Art-O-Mat Seeks Florida Artists
Original art can be expensive, so we get a culture of artless people and starving artists. Clark Whittington is trying to change that. He recycles old cigarette machines and turns them into "Art-O-Mats, dispensing objets d'art at five bucks a pop. ''In many cases, Art-o-Mat is the first time artists have sold art and the first time a buyer has bought art,'' Whittington told the Miami Herald.
In the twelve years since the first Art-O-Mat was installed, hundreds of artists from around the world have filled almost a hundred machines. And it isn't small change; evidently two single moms from Bangladesh made enough money from hand-knit dolls to support their families for a year.
Whittington told Cammy Clark of the Herald:
''When artists find out this is run by an artist, then they understand maybe why the money is not so great,'' Whittington said. ``It's more about public relations and proliferation of their work.''
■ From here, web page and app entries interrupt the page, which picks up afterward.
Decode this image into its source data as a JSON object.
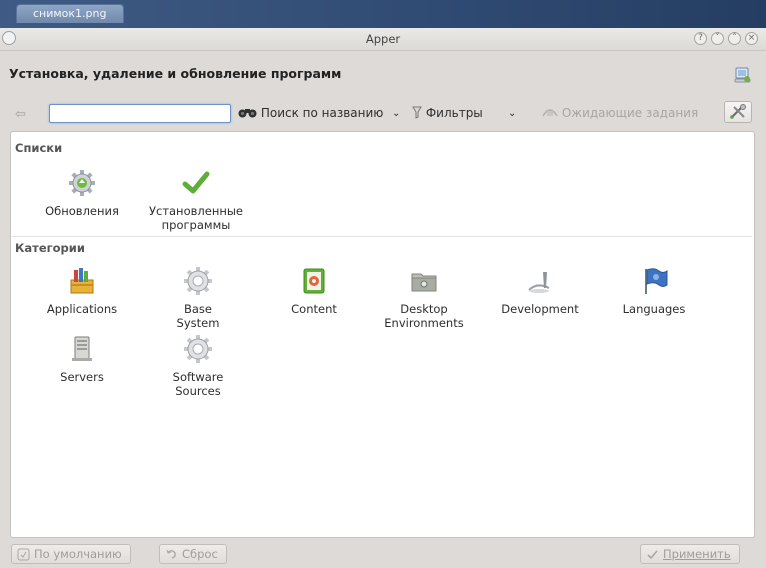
{
  "file_tab": {
    "name": "снимок1.png"
  },
  "window": {
    "title": "Apper",
    "help_btn": "?",
    "min_btn": "˅",
    "max_btn": "˄",
    "close_btn": "×"
  },
  "header": {
    "title": "Установка, удаление и обновление программ"
  },
  "toolbar": {
    "search_value": "",
    "search_by_name": "Поиск по названию",
    "dropdown_arrow": "⌄",
    "filters": "Фильтры",
    "pending": "Ожидающие задания"
  },
  "lists": {
    "heading": "Списки",
    "items": [
      {
        "label": "Обновления",
        "icon": "updates-gear-icon"
      },
      {
        "label": "Установленные\nпрограммы",
        "icon": "installed-check-icon"
      }
    ]
  },
  "categories": {
    "heading": "Категории",
    "items": [
      {
        "label": "Applications",
        "icon": "applications-icon"
      },
      {
        "label": "Base\nSystem",
        "icon": "base-system-gear-icon"
      },
      {
        "label": "Content",
        "icon": "content-icon"
      },
      {
        "label": "Desktop\nEnvironments",
        "icon": "desktop-environments-icon"
      },
      {
        "label": "Development",
        "icon": "development-icon"
      },
      {
        "label": "Languages",
        "icon": "languages-flag-icon"
      },
      {
        "label": "Servers",
        "icon": "servers-icon"
      },
      {
        "label": "Software\nSources",
        "icon": "software-sources-gear-icon"
      }
    ]
  },
  "bottom": {
    "defaults": "По умолчанию",
    "reset": "Сброс",
    "apply": "Применить"
  }
}
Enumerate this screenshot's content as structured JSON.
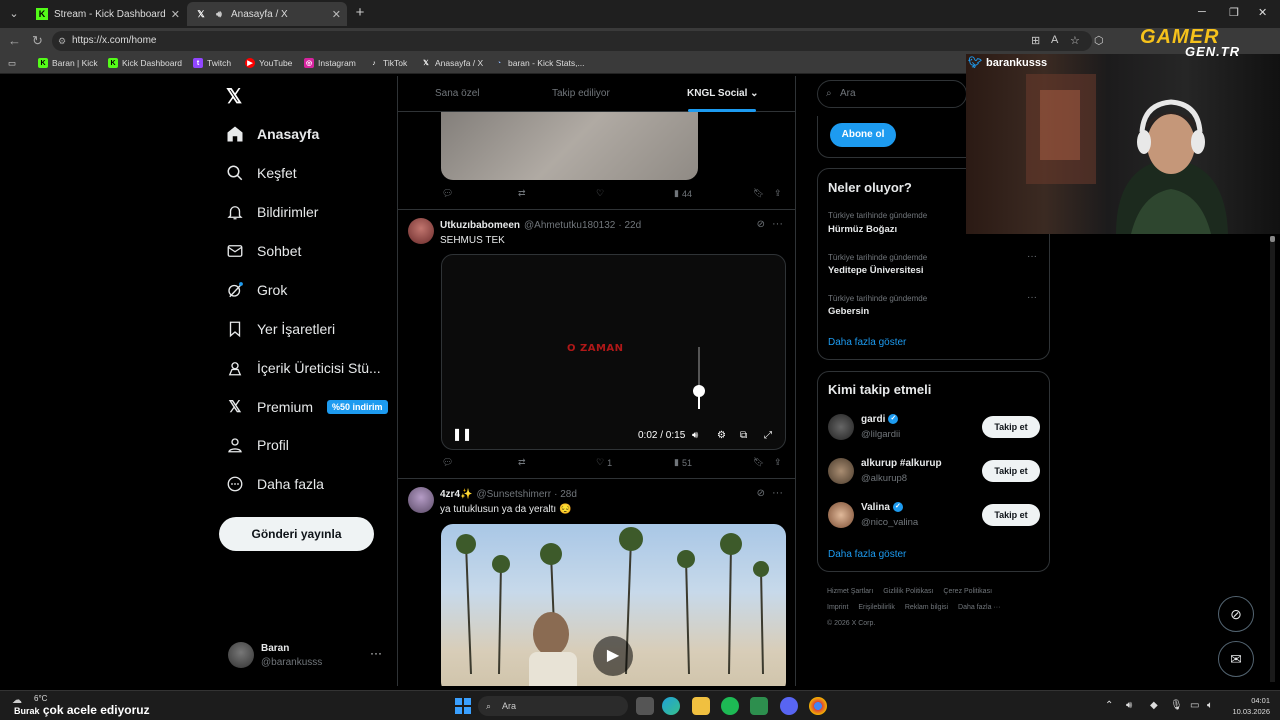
{
  "browser": {
    "tabs": [
      {
        "label": "Stream - Kick Dashboard",
        "icon": "kick-icon"
      },
      {
        "label": "Anasayfa / X",
        "icon": "x-logo-icon"
      }
    ],
    "url": "https://x.com/home",
    "bookmarks": [
      {
        "label": "Baran | Kick",
        "icon": "kick-icon"
      },
      {
        "label": "Kick Dashboard",
        "icon": "kick-icon"
      },
      {
        "label": "Twitch",
        "icon": "twitch-icon"
      },
      {
        "label": "YouTube",
        "icon": "youtube-icon"
      },
      {
        "label": "Instagram",
        "icon": "instagram-icon"
      },
      {
        "label": "TikTok",
        "icon": "tiktok-icon"
      },
      {
        "label": "Anasayfa / X",
        "icon": "x-logo-icon"
      },
      {
        "label": "baran - Kick Stats,...",
        "icon": "stats-icon"
      }
    ]
  },
  "nav": {
    "items": [
      {
        "label": "Anasayfa",
        "icon": "home-icon"
      },
      {
        "label": "Keşfet",
        "icon": "search-icon"
      },
      {
        "label": "Bildirimler",
        "icon": "bell-icon"
      },
      {
        "label": "Sohbet",
        "icon": "mail-icon"
      },
      {
        "label": "Grok",
        "icon": "grok-icon"
      },
      {
        "label": "Yer İşaretleri",
        "icon": "bookmark-icon"
      },
      {
        "label": "İçerik Üreticisi Stü...",
        "icon": "creator-icon"
      },
      {
        "label": "Premium",
        "icon": "x-logo-icon"
      },
      {
        "label": "Profil",
        "icon": "person-icon"
      },
      {
        "label": "Daha fazla",
        "icon": "more-circle-icon"
      }
    ],
    "premium_badge": "%50 indirim",
    "post_button": "Gönderi yayınla",
    "account": {
      "name": "Baran",
      "handle": "@barankusss"
    }
  },
  "timeline": {
    "tabs": [
      "Sana özel",
      "Takip ediliyor",
      "KNGL Social"
    ],
    "post0": {
      "views": "44"
    },
    "post1": {
      "name": "Utkuzıbabomeen",
      "handle": "@Ahmetutku180132",
      "time": "· 22d",
      "text": "SEHMUS TEK",
      "video_overlay": "O ZAMAN",
      "video_time": "0:02 / 0:15",
      "likes": "1",
      "views": "51"
    },
    "post2": {
      "name": "4zr4✨",
      "handle": "@Sunsetshimerr",
      "time": "· 28d",
      "text": "ya tutuklusun ya da yeraltı 😔"
    }
  },
  "sidebar": {
    "search_placeholder": "Ara",
    "subscribe": "Abone ol",
    "trends_title": "Neler oluyor?",
    "trends": [
      {
        "context": "Türkiye tarihinde gündemde",
        "name": "Hürmüz Boğazı"
      },
      {
        "context": "Türkiye tarihinde gündemde",
        "name": "Yeditepe Üniversitesi"
      },
      {
        "context": "Türkiye tarihinde gündemde",
        "name": "Gebersin"
      }
    ],
    "show_more": "Daha fazla göster",
    "who_title": "Kimi takip etmeli",
    "who": [
      {
        "name": "gardi",
        "handle": "@lilgardii",
        "verified": true
      },
      {
        "name": "alkurup #alkurup",
        "handle": "@alkurup8",
        "verified": false
      },
      {
        "name": "Valina",
        "handle": "@nico_valina",
        "verified": true
      }
    ],
    "follow_label": "Takip et",
    "footer": [
      "Hizmet Şartları",
      "Gizlilik Politikası",
      "Çerez Politikası",
      "Imprint",
      "Erişilebilirlik",
      "Reklam bilgisi",
      "Daha fazla ···",
      "© 2026 X Corp."
    ]
  },
  "overlay": {
    "webcam_name": "barankusss",
    "logo_top": "GAMER",
    "logo_bottom": "GEN.TR"
  },
  "taskbar": {
    "temp": "6°C",
    "ticker": "çok acele ediyoruz",
    "ticker_prefix": "Burak",
    "search": "Ara",
    "time": "04:01",
    "date": "10.03.2026"
  },
  "colors": {
    "accent": "#1d9bf0",
    "background": "#000000",
    "gamer_yellow": "#f6c21b"
  }
}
It's also about making art accessible to all. 'At my first machine, a police officer told me, `Well, your art is right smart,' '' Whittington recalled. ``It's not a term critics use, not a term Picasso would use. But it opened my eyes that it was reaching people who may never have been exposed to art before.''